EXERCISE MATERIALS Start Marker

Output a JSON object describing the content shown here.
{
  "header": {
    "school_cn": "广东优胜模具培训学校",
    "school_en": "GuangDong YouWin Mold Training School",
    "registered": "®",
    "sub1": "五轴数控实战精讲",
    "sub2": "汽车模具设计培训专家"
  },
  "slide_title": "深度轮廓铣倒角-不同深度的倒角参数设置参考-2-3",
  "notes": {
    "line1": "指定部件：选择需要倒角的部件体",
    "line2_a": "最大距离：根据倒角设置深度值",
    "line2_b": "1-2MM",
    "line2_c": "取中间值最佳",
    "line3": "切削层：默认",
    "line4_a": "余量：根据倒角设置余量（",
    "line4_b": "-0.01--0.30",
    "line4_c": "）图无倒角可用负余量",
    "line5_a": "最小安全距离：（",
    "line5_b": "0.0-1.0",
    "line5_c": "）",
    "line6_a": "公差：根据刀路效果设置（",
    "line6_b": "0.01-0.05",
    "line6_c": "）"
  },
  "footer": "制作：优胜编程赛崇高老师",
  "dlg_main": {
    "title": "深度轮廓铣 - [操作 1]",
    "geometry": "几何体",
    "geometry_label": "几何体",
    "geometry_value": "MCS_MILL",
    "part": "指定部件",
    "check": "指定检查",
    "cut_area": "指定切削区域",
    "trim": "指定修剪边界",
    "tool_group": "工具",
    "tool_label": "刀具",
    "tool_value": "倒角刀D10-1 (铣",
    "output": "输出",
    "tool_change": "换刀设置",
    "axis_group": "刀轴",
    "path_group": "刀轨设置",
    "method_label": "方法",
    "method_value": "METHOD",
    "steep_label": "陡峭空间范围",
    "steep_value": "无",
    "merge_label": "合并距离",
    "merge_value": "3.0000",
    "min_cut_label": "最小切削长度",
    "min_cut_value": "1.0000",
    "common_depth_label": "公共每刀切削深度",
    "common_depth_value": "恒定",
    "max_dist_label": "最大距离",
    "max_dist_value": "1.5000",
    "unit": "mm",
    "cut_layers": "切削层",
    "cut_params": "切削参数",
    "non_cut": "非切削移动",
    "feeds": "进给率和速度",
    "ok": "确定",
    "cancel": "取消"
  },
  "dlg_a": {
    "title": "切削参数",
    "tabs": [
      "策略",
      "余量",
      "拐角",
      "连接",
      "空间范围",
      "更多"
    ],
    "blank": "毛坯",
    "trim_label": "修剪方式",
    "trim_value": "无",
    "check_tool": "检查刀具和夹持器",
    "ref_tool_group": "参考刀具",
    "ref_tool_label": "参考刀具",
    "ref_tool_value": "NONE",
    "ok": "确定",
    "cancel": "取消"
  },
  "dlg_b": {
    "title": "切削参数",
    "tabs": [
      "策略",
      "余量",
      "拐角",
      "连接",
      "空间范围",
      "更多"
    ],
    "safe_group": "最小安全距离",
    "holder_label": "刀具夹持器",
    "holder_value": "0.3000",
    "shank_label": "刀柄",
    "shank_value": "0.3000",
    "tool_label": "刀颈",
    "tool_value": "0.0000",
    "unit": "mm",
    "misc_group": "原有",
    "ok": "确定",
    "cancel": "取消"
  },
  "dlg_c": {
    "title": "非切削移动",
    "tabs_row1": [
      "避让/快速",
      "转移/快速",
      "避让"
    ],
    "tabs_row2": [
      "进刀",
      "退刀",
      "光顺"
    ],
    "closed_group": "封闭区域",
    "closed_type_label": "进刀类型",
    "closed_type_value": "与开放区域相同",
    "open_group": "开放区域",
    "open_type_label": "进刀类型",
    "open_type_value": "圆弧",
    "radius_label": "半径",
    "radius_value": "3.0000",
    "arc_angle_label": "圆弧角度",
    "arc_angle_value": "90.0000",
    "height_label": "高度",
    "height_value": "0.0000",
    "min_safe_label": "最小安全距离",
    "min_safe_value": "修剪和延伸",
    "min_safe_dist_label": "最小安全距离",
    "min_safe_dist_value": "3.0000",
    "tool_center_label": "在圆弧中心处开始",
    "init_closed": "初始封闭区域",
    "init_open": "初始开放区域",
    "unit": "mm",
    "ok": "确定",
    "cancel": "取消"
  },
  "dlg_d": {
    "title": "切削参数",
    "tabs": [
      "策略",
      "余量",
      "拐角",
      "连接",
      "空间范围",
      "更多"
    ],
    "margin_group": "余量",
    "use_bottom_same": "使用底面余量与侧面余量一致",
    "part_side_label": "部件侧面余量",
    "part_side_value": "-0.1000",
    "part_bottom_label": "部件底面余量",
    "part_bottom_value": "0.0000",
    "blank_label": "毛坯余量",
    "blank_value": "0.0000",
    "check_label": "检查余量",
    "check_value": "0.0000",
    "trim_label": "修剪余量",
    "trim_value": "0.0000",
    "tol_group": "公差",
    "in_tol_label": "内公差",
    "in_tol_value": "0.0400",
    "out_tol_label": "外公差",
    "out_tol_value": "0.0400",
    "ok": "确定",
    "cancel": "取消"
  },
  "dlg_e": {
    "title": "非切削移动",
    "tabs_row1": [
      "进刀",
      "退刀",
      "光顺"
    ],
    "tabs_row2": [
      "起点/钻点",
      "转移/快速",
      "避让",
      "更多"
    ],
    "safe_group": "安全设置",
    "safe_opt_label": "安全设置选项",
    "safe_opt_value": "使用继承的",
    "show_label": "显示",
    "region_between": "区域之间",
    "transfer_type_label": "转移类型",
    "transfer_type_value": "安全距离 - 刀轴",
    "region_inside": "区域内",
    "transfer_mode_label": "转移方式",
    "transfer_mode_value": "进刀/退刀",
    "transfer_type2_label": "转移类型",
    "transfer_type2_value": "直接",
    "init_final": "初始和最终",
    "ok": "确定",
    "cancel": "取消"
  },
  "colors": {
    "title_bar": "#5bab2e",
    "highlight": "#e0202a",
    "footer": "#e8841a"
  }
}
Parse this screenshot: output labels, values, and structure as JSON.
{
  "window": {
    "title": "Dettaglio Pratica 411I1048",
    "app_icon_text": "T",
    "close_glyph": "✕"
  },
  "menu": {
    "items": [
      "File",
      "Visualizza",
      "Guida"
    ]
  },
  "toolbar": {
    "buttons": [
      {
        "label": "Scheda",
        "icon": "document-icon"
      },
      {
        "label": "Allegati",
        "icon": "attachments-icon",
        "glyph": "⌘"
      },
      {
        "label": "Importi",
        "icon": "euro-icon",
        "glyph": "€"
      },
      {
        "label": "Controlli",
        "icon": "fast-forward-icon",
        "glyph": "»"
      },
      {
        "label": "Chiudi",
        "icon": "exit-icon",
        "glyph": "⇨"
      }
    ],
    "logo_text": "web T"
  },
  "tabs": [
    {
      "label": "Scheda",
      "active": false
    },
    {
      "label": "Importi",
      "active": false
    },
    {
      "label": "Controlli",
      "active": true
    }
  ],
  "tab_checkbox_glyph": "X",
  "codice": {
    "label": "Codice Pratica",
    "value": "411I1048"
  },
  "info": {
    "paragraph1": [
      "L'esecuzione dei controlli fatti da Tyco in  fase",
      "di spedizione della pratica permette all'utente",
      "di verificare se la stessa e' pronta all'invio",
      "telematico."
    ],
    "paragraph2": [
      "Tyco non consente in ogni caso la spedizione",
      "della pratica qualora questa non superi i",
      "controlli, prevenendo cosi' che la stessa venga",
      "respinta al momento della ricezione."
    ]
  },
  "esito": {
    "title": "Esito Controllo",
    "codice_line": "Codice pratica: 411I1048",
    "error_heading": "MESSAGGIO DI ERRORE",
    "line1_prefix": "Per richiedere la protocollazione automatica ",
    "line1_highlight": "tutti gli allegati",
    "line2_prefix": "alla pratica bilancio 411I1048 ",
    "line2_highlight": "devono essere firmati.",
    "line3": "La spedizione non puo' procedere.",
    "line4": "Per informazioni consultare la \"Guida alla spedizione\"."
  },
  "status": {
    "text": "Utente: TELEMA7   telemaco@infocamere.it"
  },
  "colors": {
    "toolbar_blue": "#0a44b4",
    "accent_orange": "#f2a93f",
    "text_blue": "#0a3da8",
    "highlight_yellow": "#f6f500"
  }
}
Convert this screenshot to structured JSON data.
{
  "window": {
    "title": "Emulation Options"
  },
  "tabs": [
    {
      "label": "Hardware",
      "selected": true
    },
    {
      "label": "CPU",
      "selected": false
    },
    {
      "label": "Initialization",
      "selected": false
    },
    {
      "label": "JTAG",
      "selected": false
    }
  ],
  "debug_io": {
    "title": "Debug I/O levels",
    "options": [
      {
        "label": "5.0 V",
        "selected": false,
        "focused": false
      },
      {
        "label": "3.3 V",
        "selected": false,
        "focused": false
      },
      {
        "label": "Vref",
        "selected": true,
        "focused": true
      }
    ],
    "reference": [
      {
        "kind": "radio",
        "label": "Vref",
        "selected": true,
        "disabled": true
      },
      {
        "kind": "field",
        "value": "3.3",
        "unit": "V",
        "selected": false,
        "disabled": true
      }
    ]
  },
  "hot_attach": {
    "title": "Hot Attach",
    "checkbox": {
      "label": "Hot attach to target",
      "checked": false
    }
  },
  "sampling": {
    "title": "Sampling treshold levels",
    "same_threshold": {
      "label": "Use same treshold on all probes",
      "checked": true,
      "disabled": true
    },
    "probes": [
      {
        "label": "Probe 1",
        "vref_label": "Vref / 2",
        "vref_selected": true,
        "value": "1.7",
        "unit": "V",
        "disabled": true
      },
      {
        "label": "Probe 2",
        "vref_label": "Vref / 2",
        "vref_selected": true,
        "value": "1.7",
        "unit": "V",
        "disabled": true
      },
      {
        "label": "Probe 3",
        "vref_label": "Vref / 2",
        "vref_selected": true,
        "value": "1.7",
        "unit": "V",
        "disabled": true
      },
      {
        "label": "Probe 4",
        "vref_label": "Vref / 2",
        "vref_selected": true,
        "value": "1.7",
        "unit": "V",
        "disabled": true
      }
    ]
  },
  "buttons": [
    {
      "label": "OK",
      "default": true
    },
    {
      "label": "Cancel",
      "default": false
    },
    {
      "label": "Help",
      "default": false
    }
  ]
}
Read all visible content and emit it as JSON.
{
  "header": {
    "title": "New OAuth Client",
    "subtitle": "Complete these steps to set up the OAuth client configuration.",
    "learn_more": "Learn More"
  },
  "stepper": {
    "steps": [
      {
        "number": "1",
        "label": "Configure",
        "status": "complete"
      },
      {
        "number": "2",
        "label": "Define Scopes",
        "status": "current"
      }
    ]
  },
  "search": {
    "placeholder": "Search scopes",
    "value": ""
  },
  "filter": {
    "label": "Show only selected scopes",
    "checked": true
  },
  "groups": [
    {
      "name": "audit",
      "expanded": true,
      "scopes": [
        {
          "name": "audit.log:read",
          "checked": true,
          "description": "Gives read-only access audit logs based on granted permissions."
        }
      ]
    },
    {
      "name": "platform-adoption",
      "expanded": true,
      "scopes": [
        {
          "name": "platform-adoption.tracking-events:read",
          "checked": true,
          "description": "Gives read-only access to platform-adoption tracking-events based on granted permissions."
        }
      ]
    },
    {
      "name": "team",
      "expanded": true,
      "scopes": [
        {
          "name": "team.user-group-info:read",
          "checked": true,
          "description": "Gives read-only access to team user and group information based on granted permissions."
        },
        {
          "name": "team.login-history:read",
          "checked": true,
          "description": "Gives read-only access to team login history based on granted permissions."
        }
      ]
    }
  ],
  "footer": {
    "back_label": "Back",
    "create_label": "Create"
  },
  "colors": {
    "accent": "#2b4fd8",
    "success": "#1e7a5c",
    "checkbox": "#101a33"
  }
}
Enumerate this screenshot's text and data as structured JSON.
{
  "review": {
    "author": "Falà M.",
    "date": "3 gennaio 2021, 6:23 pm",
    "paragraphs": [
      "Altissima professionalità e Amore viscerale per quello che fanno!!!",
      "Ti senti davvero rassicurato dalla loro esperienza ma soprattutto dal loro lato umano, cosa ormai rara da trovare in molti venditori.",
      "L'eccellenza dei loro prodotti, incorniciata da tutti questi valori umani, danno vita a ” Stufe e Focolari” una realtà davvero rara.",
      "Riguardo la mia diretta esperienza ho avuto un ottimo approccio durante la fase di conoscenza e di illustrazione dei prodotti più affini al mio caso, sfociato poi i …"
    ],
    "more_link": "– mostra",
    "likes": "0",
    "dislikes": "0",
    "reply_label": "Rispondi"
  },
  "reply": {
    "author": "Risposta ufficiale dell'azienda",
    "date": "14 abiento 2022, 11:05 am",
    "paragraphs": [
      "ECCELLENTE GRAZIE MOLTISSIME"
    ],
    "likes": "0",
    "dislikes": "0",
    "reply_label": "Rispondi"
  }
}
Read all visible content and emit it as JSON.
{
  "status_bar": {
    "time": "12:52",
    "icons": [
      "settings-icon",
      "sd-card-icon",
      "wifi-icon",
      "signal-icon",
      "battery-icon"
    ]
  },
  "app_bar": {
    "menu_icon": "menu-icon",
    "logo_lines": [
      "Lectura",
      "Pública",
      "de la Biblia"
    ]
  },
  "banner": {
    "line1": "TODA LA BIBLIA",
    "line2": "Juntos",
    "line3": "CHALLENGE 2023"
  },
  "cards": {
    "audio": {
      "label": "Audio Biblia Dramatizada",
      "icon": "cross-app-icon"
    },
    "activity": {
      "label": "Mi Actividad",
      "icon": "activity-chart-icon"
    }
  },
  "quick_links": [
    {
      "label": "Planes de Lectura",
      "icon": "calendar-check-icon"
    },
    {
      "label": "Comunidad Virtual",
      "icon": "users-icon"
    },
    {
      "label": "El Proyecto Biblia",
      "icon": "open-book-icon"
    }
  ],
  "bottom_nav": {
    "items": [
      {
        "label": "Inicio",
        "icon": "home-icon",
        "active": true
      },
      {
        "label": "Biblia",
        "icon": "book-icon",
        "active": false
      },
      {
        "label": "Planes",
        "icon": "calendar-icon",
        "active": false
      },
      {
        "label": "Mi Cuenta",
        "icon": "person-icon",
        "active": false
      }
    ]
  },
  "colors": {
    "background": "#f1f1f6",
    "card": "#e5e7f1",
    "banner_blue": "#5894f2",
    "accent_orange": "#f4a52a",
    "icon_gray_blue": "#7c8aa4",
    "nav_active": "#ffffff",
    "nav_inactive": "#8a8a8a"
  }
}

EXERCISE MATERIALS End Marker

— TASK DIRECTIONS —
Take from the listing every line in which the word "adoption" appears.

— WRITTEN SOLUTION —
      "name": "platform-adoption",
          "name": "platform-adoption.tracking-events:read",
          "description": "Gives read-only access to platform-adoption tracking-events based on granted permissions."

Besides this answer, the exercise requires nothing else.